According to a June 2000 article appearing in the Texas Monthly about the murders, there was an eyewitness who claimed to have seen the murderer(s) but reported contradictory information to police and detectives. The killer(s) was reported to be white, or "dark" complexioned; to be a "yellow man" wearing lampblack to conceal his skin color; a man wearing a Mother Hubbard style dress; a man wearing a slouch hat; or a man wearing a hat and also a white rag that covered the lower portion of his face. There were also reports that the killer worked with an accomplice, or was part of a "gang" of murderers. The African-American community and some practitioners of voodoo believed the killer was a white man who had magic powers that enabled him to appear invisible, as no dogs outside or in fenced-yards adjacent to locations where murders occurred were heard to bark or raise any alarm.
The series of murders stopped when additional police officers were hired, rewards were offered and citizens formed a vigilance committee to patrol the streets at night. Contemporary newspapers reported that the murderer(s) had apparently fled the area, as no more murders were officially attributed to the killer by the authorities. Rumors say the existing Austin Moon Towers were installed for safety ten years after the murder spree.
On July 15, 2014, the PBS TV show History Detectives aired an episode on the killings. Using a combination of historical research and modern techniques, including psychological and geographic profiling, they identified a potential suspect: Nathan Elgin, a 19-year-old African-American cook. Elgin worked in close proximity to the original crime scenes and had a club foot which was similar to a footprint believed to have been left by the killer.

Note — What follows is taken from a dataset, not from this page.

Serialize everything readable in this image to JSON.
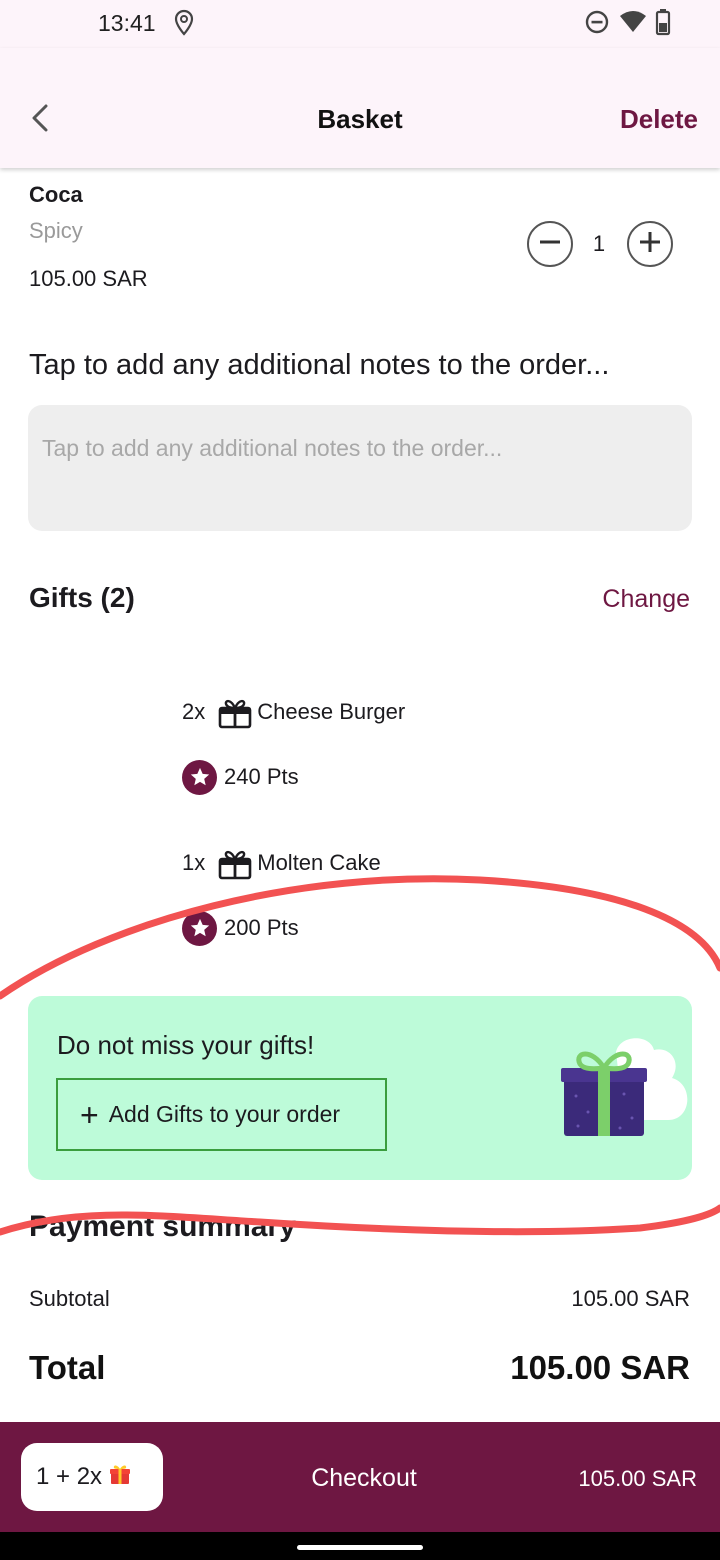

In February 1886, shortly after the last murder, Elgin was shot by police while he was attempting to assault a girl with a knife.
In popular culture
William Sydney Porter, better known as the short story writer O. Henry, was living in Austin at the time of the murders. Porter coined the term "Servant Girl Annihilators" in a May 10, 1885, letter addressed to his friend Dave Hall and later included in his anthology Rolling Stones: "Town is fearfully dull", wrote Porter, "except for the frequent raids of the Servant Girl Annihilators, who make things lively in the dull hours of the night...." However, no contemporary newspaper or published source referred to the murderer(s) as "The Servant Girl Annihilator."
In 2000, Steven Saylor published the novel A Twist at the End, which closely reconstructs the murders and the ensuing trials, with young William Sydney Porter playing a fictional role. The novel was published in the U.K. (as Honour the Dead) and has been translated into Portuguese and Hungarian.
- Hollandsworth, Skip. "Capital Murder", Texas Monthly, July 2000.
- Galloway, J.R. The Servant Girl Murders: Austin, Texas 1885. 2010. ISBN 1-60910-123-5.
- "Three Murders in One Night", New York Times, December 26, 1885.
- Sugden, Philip. The Complete History of Jack the Ripper. Carroll & Graf, 1995. ISBN 0-7867-0276-1.
- Paul Begg, Martin Fido, Keith Skinner. Jack the Ripper, A to Z John Blake Publishing, 2010. ISBN 1-84454-797-3.
- Russell, Don. The Lives and Legends of Buffalo Bill. University of Oklahoma Press, 1979. p. 306. ISBN 0-8061-1537-8.
- "The Malay Cook: Strange Coincidence in the Austin and Whitechapel Woman Murders", Atchison Daily Globe. Atchison, Kansas. November 19, 1888 from Casebook.org
- Ramsland, Katherine. "Servant Girl Annihilator", truTV Crime Library.
- PBS Servant Girl annihilator